My good friend Michelle Major-Goldsmith and I have had many discussions about how to make IT service management more relevant to the business. We know there are many IT professionals out there that are working their cotton socks off delivering real value to their organisations and yet they are only too aware that their efforts and the value delivered are not fully appreciated.
This was brought home to me at the recent Service Desk Show in London. As you might expect there was a particular emphasis on the Service Desk and this was highlighted by discussions initiated by the Service Desk Institute (SDI) around demonstrating Service Desk value and the meaningful metrics that have to be gathered to achieve this.
So what aspects of Service Desk performance matter to the business?
Well, as you might guess, the business isn’t particularly concerned about how many functional or hierarchical escalation rates or call abandonment rates. They are concerned about the percentage of incidents resolved within agreed service levels and the level of overall customer satisfaction with the service.
They are concerned too with one element that we’re not that good at measuring: Cost!

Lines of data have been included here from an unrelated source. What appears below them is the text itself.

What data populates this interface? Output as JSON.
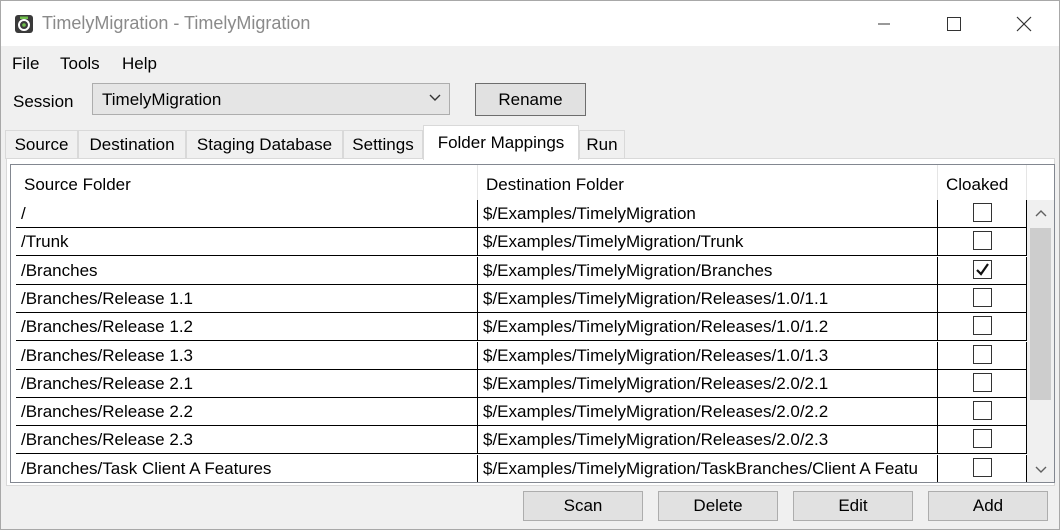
{
  "window": {
    "title": "TimelyMigration - TimelyMigration"
  },
  "menu": {
    "items": [
      "File",
      "Tools",
      "Help"
    ]
  },
  "session": {
    "label": "Session",
    "value": "TimelyMigration",
    "rename_label": "Rename"
  },
  "tabs": [
    {
      "label": "Source",
      "active": false
    },
    {
      "label": "Destination",
      "active": false
    },
    {
      "label": "Staging Database",
      "active": false
    },
    {
      "label": "Settings",
      "active": false
    },
    {
      "label": "Folder Mappings",
      "active": true
    },
    {
      "label": "Run",
      "active": false
    }
  ],
  "grid": {
    "columns": [
      "Source Folder",
      "Destination Folder",
      "Cloaked"
    ],
    "rows": [
      {
        "source": "/",
        "destination": "$/Examples/TimelyMigration",
        "cloaked": false
      },
      {
        "source": "/Trunk",
        "destination": "$/Examples/TimelyMigration/Trunk",
        "cloaked": false
      },
      {
        "source": "/Branches",
        "destination": "$/Examples/TimelyMigration/Branches",
        "cloaked": true
      },
      {
        "source": "/Branches/Release 1.1",
        "destination": "$/Examples/TimelyMigration/Releases/1.0/1.1",
        "cloaked": false
      },
      {
        "source": "/Branches/Release 1.2",
        "destination": "$/Examples/TimelyMigration/Releases/1.0/1.2",
        "cloaked": false
      },
      {
        "source": "/Branches/Release 1.3",
        "destination": "$/Examples/TimelyMigration/Releases/1.0/1.3",
        "cloaked": false
      },
      {
        "source": "/Branches/Release 2.1",
        "destination": "$/Examples/TimelyMigration/Releases/2.0/2.1",
        "cloaked": false
      },
      {
        "source": "/Branches/Release 2.2",
        "destination": "$/Examples/TimelyMigration/Releases/2.0/2.2",
        "cloaked": false
      },
      {
        "source": "/Branches/Release 2.3",
        "destination": "$/Examples/TimelyMigration/Releases/2.0/2.3",
        "cloaked": false
      },
      {
        "source": "/Branches/Task Client A Features",
        "destination": "$/Examples/TimelyMigration/TaskBranches/Client A Featu",
        "cloaked": false
      }
    ]
  },
  "actions": {
    "scan_label": "Scan",
    "delete_label": "Delete",
    "edit_label": "Edit",
    "add_label": "Add"
  },
  "icons": {
    "app": "app-gear-icon",
    "minimize": "minimize-icon",
    "maximize": "maximize-icon",
    "close": "close-icon",
    "dropdown": "chevron-down-icon",
    "check": "checkmark-icon",
    "scroll_up": "scroll-up-arrow-icon",
    "scroll_down": "scroll-down-arrow-icon"
  }
}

How much does it cost to provide support services? How much does it cost, on average, to resolve a call? How can the costs be reduced whilst maintaining (or even improving) the levels of service offered?
Daniel Wood, Head of Research at SDI, has produced a really valuable paper “Demonstrating Service Desk Value Through More Meaningful Metrics” that is essential reading for anyone engaged in the management of IT services.
Daniel’s paper re-affirms the conclusions that Michelle and I came to. If you want to engage with the business you have to talk to senior management in the language that they understand. Tell them how they can reduce cost and increase revenue. How much user/customer time is lost waiting for calls to be resolved? That is a key measurement that directly impacts the productivity of the business. What is the cost of down-time in business critical applications – particularly those that are customer facing?
It’s time to grow-up and ask the questions that will lead us to a more mature dialogue.